The latest version of Chrome OS is well-suited for hybrid life. Voice search through Google works well, and the system accurately resized and reoriented windows when flipping between laptop and tablet modes. A small icon in the lower-right corner of the screen allows you to flip between open windows when holding the system as a tablet.
The 10.1-inch 1,280x800-pixel native resolution display gets swallowed up by an especially thick screen bezel, making it look even smaller than it is. Touch response when scrolling up and down long webpages varied, from very responsive to somewhat stuttery, and many websites and cloud-based apps simply don't have touch-friendly navigation. Despite its small size, Netflix video and website text both looked clear and legible on the display. The image did not significantly fade when viewed from side angles, but glare from the overly glossy top surface was an issue.
Ports and connections
|Audio||Combo headphone/microphone jack|
|Data||2 USB 2.0, microSD card reader|
|Networking||802.11ac Wi-Fi, Bluetooth|
Connections, performance and battery life
For such a small laptop, the C100 includes a decent set of ports and connections.
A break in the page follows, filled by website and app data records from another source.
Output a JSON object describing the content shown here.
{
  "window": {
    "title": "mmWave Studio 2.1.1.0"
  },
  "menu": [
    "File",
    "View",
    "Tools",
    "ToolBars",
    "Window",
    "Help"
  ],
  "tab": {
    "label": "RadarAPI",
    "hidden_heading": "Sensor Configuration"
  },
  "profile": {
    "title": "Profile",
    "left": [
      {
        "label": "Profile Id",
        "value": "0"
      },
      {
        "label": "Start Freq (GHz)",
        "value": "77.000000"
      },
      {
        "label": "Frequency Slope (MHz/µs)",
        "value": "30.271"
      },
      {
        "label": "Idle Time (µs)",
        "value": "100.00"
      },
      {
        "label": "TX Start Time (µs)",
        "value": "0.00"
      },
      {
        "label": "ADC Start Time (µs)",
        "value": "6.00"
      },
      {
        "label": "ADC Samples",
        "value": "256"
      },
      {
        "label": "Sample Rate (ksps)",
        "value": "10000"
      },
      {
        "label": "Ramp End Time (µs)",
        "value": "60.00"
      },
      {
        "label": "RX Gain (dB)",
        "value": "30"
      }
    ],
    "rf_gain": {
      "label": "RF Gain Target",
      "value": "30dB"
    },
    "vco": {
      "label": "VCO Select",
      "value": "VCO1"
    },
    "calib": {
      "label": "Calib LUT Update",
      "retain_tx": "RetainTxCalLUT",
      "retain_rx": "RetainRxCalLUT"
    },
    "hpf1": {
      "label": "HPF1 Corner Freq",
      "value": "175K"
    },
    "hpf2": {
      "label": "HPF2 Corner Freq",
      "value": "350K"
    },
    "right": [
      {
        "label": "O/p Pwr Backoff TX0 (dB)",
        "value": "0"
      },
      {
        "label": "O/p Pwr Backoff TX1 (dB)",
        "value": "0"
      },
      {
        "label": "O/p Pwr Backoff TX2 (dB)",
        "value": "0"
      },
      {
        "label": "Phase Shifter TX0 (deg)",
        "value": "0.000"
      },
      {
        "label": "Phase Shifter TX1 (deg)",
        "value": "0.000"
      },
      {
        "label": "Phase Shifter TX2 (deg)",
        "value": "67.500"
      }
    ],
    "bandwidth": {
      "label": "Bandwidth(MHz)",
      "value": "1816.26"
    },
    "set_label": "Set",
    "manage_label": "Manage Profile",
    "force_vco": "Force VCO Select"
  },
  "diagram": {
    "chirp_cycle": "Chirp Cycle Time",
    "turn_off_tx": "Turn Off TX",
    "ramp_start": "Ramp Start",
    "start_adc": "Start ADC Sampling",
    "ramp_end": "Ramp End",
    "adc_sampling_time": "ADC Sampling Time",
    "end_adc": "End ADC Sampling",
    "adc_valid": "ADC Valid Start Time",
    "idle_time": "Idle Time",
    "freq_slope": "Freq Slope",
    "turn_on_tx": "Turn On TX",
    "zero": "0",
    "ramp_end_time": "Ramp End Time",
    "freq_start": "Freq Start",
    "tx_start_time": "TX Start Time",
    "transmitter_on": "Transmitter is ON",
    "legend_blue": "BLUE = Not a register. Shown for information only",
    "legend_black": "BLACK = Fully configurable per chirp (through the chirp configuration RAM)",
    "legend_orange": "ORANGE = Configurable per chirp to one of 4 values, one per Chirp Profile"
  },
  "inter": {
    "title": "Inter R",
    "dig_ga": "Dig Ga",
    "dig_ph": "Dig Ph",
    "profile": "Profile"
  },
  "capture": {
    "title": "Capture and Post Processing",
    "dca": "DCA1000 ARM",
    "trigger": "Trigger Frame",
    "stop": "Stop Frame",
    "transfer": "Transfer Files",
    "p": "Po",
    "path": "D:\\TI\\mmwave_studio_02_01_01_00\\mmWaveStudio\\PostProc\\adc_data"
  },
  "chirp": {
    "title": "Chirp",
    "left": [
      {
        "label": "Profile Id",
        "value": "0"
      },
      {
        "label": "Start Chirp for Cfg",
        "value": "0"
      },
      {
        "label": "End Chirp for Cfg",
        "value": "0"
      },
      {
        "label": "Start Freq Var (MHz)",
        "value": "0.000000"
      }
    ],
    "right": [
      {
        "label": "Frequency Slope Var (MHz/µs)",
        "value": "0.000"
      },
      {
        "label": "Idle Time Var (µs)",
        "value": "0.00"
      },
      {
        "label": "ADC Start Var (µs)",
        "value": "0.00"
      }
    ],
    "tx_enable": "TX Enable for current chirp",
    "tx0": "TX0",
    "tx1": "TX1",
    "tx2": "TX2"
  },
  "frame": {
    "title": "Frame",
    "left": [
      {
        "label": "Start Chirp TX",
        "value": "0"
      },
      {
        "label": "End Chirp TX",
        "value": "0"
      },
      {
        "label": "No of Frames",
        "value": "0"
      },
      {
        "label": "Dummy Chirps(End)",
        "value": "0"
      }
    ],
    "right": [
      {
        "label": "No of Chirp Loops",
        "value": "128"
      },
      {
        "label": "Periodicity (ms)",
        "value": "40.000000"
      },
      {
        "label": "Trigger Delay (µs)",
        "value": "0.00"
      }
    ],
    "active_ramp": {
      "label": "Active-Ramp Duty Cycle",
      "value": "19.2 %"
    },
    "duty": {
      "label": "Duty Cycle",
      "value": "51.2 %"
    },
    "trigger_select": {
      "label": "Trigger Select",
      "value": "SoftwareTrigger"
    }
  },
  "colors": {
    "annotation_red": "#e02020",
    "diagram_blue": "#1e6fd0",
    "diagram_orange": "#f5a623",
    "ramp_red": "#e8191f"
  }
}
Both USB ports are of the slower USB 2.0 variety, but you're really not going to be transferring that much data on and off the tiny 16GB SSD in any event. HDMI and SD card ports are of the micro variety, so adapters will be required, which means extra gear in your travel bag.
The built-in Wi-Fi antenna uses the faster 802.11ac standard, which is important for a device that's essentially online-only.
This is the first Chromebook we've tested with the 1.8Ghz Rockchip 3288-C processor, as opposed to the more common Intel Celeron or even Core i-series chips in other Chromebooks (or the Nvidia Tegra K1). In standard Chrome-friendly online benchmark tests, the C100 was the slowest performer in two out of three of our tests.
However, that doesn't necessarily rule the C100 out as a useful machine. In practical terms, using a Chromebook to surf news, shopping and social media websites, or streaming video, is low-impact enough that even the Rockchip can handle it with minimal slowdown. In our hands-on use, the system felt powerful enough to handle those tasks most of the time, as well as basic word-processing. Playing online games and running too many open browser windows at once is where you start to run into issues.
The trade-off for slower performance is better battery life. Just as the C100 was the slowest Chromebook, it was also the longest-lasting, running for exactly 13 hours in our online video-playback test, which streams HD video from the Internet nonstop. Most other Chromebooks, including current Toshiba and Samsung models, run 7 to 8 hours on the same test.
The Asus Chromebook Flip C100 packs a lot of features into a small, low-cost package, including a touchscreen, hybrid hinge, and aluminum body. The biggest trade-off is slower performance, as well as the cramped input methods and small screen. This, or any sub-13-inch Chromebook is never going to be your all-day productivity machine.
The extra-long battery life is a great unexpected bonus, but if you're looking to spend the least possible on a secondary or travel computer, keep in mind that a handful of very low-end PCs with full Windows 8 can be found for even less.
|Asus Chromebook Flip C100||Chrome OS; 1.8GHz Rockchip 3288-C Quad-Core; 2GB RAM; 16GB SSD|
|Acer Chromebook 13||Chrome OS; 2.1GHz Nvidia Tegra K1 (arm7); 2GB RAM; 16GB SSD|
|Toshiba CB35-B3340 Chromebook 2||Chrome OS; 2.16GHz Intel Celeron N2840; 4GB DDR3 SDRAM; 16GB SSD|
|HP Stream 11||Windows 8.1 (64-bit); 2.16GHz Intel Celeron N2840; 2GB DDR3 SDRAM 1333MHz; 64MB (dedicated) Intel HD Graphics; 32GB SSD|
|Dell Chromebook 11||Chrome OS; 1.7GHz Intel Core i3 4005U; 4GB DDR3 SDRAM; 16GB SSD|